What JoAnn describes as “functional art,” the hand-painted stoneware originated as folk art in the early 1800s. It was originally
patterned after the eye in the peacock’s tail fan.
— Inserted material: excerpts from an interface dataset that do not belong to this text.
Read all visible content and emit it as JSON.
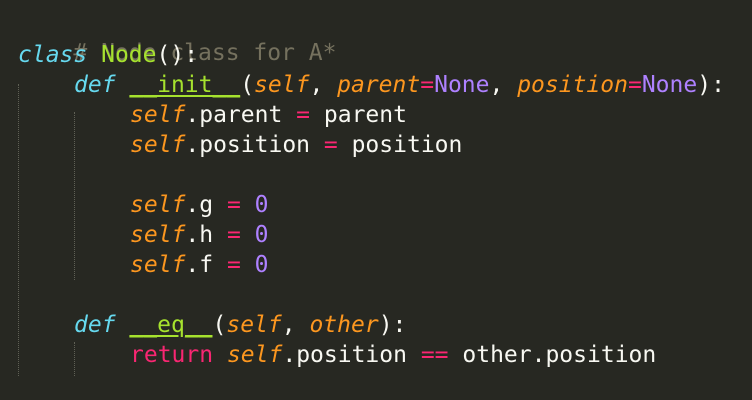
{
  "code": {
    "line1": {
      "comment": "# Node class for A*"
    },
    "line2": {
      "kw": "class",
      "name": "Node",
      "rest": "():"
    },
    "line3": {
      "kw": "def",
      "fn": "__init__",
      "p1": "(",
      "self": "self",
      "c1": ", ",
      "param1": "parent",
      "eq1": "=",
      "none1": "None",
      "c2": ", ",
      "param2": "position",
      "eq2": "=",
      "none2": "None",
      "end": "):"
    },
    "line4": {
      "self": "self",
      "attr": ".parent ",
      "op": "=",
      "val": " parent"
    },
    "line5": {
      "self": "self",
      "attr": ".position ",
      "op": "=",
      "val": " position"
    },
    "line7": {
      "self": "self",
      "attr": ".g ",
      "op": "=",
      "num": "0"
    },
    "line8": {
      "self": "self",
      "attr": ".h ",
      "op": "=",
      "num": "0"
    },
    "line9": {
      "self": "self",
      "attr": ".f ",
      "op": "=",
      "num": "0"
    },
    "line11": {
      "kw": "def",
      "fn": "__eq__",
      "p1": "(",
      "self": "self",
      "c1": ", ",
      "param1": "other",
      "end": "):"
    },
    "line12": {
      "ret": "return",
      "self": "self",
      "attr": ".position ",
      "op": "==",
      "val": " other.position"
    }
  },
  "colors": {
    "background": "#272822",
    "comment": "#75715e",
    "keyword": "#66d9ef",
    "function": "#a6e22e",
    "parameter": "#fd971f",
    "operator": "#f92672",
    "constant": "#ae81ff",
    "text": "#f8f8f2"
  }
}
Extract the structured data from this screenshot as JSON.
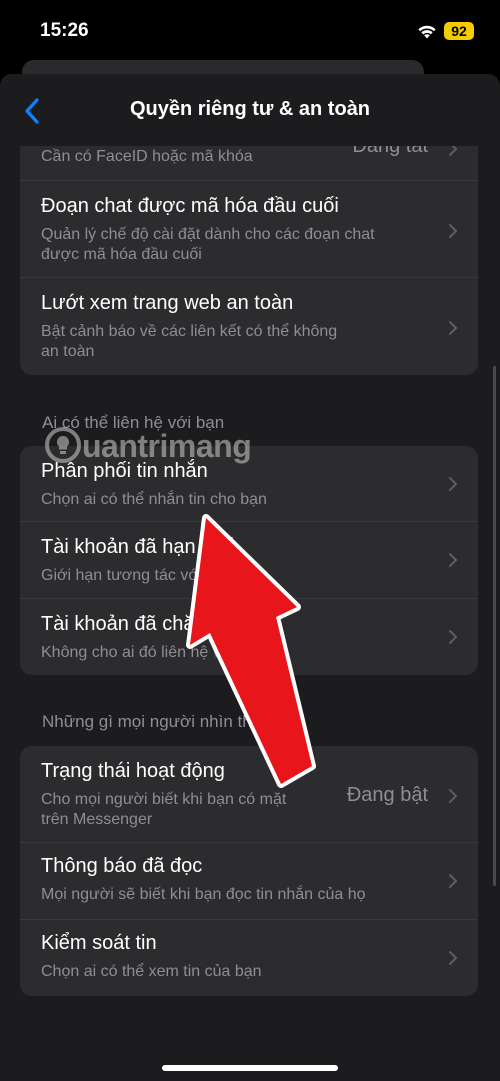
{
  "status": {
    "time": "15:26",
    "battery": "92",
    "wifi_icon": "wifi-icon"
  },
  "nav": {
    "title": "Quyền riêng tư & an toàn",
    "back_icon": "chevron-left-icon"
  },
  "top_group": {
    "rows": [
      {
        "subtitle_line1": "Cần có FaceID hoặc mã khóa",
        "value": "Đang tắt"
      },
      {
        "title": "Đoạn chat được mã hóa đầu cuối",
        "subtitle_line1": "Quản lý chế độ cài đặt dành cho các đoạn chat",
        "subtitle_line2": "được mã hóa đầu cuối"
      },
      {
        "title": "Lướt xem trang web an toàn",
        "subtitle_line1": "Bật cảnh báo về các liên kết có thể không",
        "subtitle_line2": "an toàn"
      }
    ]
  },
  "contact_section": {
    "label": "Ai có thể liên hệ với bạn",
    "rows": [
      {
        "title": "Phân phối tin nhắn",
        "subtitle": "Chọn ai có thể nhắn tin cho bạn"
      },
      {
        "title": "Tài khoản đã hạn chế",
        "subtitle": "Giới hạn tương tác với ai đó"
      },
      {
        "title": "Tài khoản đã chặn",
        "subtitle": "Không cho ai đó liên hệ với bạn"
      }
    ]
  },
  "visibility_section": {
    "label": "Những gì mọi người nhìn thấy",
    "rows": [
      {
        "title": "Trạng thái hoạt động",
        "subtitle_line1": "Cho mọi người biết khi bạn có mặt",
        "subtitle_line2": "trên Messenger",
        "value": "Đang bật"
      },
      {
        "title": "Thông báo đã đọc",
        "subtitle": "Mọi người sẽ biết khi bạn đọc tin nhắn của họ"
      },
      {
        "title": "Kiểm soát tin",
        "subtitle": "Chọn ai có thể xem tin của bạn"
      }
    ]
  },
  "watermark": {
    "text": "uantrimang"
  },
  "colors": {
    "accent": "#0a84ff",
    "arrow_red": "#e8151b",
    "battery": "#f5cc00"
  }
}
Artist Maria Ciszewaska is inspired by two of the oldest symbols, the circle and the dot. “This blue and white dot Unikat pattern is one of the most difficult patterns—and the most sought after,” JoAnn comments. “We are lucky to have some of Maria’s pieces in the store.”

 

Artist Krystyna Deptula gets her inspiration from nature. “At times I watch nature on a beautiful day, add some imagination, and my mind triggers combining a flower with a flower, bud or a leaf,” she says. “Then the idea has to be transformed to pottery and that is how a pattern is born.”

 

All Ceramika pottery is formed from white clay exclusive to the Silesian region of Poland, with a lead-free glazing that is applied and then fired in excess of 2,000 degrees centigrade.

 

From dinner plates to covered roasters, mixing bowls, cups, teapots, canisters, vases, coasters and trivets, all the handpainted
stoneware is safe to use in the oven, microwave and dishwasher and is impervious to abrasives.

 

“This extremely durable stoneware will not crack or chip easily, cooks evenly, and holds heat and cold for long periods of time, making them wonderful serving pieces,” says JoAnn. “Plus, you can cut on them without marring the surface.”

 

“You can find anything from a $16 ornament up to a $350 large stew pot and everything else in between,” she adds. “One of our most popular items is the intricately painted honey jar shaped like a honeycomb with a bee sitting atop the lid paired with its own matching wooden spoon. Some of the more unique pieces are butter dishes, deviled egg dishes, teapots, garlic keepers and dog and cat food bowls.

 

“Everything in our store is unique,” says Rick. “We don’t have a product catalogue because it would change monthly.”

 

Arriving just in time for the holidays, Christmas luminary trees, Santas, ornaments, bells, angels and snowmen all in various

 

Polish pottery patterns are on display in the store, along with handmade angels in three different sizes made from a white clay stone with beautiful carved faces and light aqua wings.

 

The store also carries Polish Christmas cards from Zakopane adorned with beautiful folk art Christmas scenes and Polish greetings, along with calendars, note cards and napkins.

 

As authorized distributors of the Ceramika Artystyczna, Rick and JoAnn also supply more than 300 gourmet kitchen shops throughout the United States, the Caribbean and in South America, in addition to carrying the items in their Westlake store.

 

Ceramika Polish Pottery is located at 25895 Detroit Road, in Williamsburg Square in Westlake. Store hours are Monday, Tuesday, Wednesday, Friday, Saturday, 10 a.m.-5 p.m.; Thursday 10 a.m.-8 p.m.; and Sunday noon-4 p.m. Call 440-899-7646 or visit www.BluePeacockImports.com for more information.